Website and app data records

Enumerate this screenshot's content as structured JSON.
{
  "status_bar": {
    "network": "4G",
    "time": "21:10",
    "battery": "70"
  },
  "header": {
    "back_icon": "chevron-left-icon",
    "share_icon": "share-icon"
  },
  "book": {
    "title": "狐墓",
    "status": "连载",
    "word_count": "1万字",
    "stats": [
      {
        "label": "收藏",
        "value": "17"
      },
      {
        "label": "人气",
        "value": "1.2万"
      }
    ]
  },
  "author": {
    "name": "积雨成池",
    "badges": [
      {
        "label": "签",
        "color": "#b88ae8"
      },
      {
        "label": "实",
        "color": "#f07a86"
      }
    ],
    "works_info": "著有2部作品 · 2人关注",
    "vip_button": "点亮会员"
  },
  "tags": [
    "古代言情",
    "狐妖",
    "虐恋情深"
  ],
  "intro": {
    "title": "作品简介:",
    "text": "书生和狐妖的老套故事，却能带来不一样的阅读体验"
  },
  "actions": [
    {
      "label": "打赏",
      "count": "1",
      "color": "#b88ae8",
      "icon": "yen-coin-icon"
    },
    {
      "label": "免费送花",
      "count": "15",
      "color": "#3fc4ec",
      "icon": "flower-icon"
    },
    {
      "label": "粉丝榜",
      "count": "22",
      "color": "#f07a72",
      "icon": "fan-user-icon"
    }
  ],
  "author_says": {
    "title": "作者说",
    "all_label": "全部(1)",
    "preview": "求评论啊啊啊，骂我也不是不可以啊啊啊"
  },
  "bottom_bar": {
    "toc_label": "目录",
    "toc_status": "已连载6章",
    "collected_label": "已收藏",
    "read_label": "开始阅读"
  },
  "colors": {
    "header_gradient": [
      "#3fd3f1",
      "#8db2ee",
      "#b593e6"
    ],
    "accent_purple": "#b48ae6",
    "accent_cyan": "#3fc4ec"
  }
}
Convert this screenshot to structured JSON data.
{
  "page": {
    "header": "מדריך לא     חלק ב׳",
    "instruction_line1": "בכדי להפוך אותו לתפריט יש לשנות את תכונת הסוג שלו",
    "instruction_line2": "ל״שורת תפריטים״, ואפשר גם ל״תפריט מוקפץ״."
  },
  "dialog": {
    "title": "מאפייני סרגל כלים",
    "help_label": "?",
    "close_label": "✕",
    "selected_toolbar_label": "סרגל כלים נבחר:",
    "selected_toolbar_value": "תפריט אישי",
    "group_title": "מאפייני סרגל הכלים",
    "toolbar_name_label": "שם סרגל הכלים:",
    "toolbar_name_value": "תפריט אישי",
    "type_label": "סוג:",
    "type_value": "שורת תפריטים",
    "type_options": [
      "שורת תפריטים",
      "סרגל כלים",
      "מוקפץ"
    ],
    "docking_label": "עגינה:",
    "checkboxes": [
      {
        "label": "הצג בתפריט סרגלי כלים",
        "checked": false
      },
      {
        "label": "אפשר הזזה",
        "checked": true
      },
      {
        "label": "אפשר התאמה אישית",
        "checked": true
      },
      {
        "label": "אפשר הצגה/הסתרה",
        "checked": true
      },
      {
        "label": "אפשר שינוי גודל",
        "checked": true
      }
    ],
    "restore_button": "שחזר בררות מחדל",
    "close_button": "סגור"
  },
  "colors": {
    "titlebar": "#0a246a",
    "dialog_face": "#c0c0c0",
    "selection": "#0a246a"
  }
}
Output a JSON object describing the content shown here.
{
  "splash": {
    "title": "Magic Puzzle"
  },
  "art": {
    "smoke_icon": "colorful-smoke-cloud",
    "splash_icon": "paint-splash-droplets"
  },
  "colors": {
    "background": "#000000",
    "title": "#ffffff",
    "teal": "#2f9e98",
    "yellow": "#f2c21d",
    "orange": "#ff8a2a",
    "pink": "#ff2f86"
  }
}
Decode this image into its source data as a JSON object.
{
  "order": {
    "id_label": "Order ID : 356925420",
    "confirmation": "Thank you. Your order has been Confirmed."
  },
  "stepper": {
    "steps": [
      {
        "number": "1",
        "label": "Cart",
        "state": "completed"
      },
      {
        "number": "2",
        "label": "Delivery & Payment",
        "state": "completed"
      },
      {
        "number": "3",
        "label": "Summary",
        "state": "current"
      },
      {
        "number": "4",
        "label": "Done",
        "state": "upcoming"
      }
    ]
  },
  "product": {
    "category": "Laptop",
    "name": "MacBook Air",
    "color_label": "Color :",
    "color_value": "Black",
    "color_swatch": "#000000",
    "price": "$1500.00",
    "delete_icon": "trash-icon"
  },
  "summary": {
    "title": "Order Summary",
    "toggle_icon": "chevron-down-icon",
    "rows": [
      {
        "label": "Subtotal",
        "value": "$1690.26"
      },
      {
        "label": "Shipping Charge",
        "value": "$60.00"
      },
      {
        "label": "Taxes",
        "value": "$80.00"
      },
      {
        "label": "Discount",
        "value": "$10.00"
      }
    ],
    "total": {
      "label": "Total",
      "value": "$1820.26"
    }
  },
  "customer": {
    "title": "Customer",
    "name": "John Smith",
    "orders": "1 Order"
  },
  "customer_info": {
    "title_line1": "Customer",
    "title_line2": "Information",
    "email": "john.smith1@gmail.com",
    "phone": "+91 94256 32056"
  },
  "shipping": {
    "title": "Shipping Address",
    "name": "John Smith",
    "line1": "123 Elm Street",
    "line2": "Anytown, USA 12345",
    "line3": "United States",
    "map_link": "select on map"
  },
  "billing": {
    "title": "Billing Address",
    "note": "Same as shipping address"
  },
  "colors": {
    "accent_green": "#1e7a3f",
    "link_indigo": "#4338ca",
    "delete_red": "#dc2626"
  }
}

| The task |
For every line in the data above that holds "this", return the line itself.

| Response |
Enumerate this screenshot's content as structured JSON.
Convert this screenshot to structured JSON data.
Decode this image into its source data as a JSON object.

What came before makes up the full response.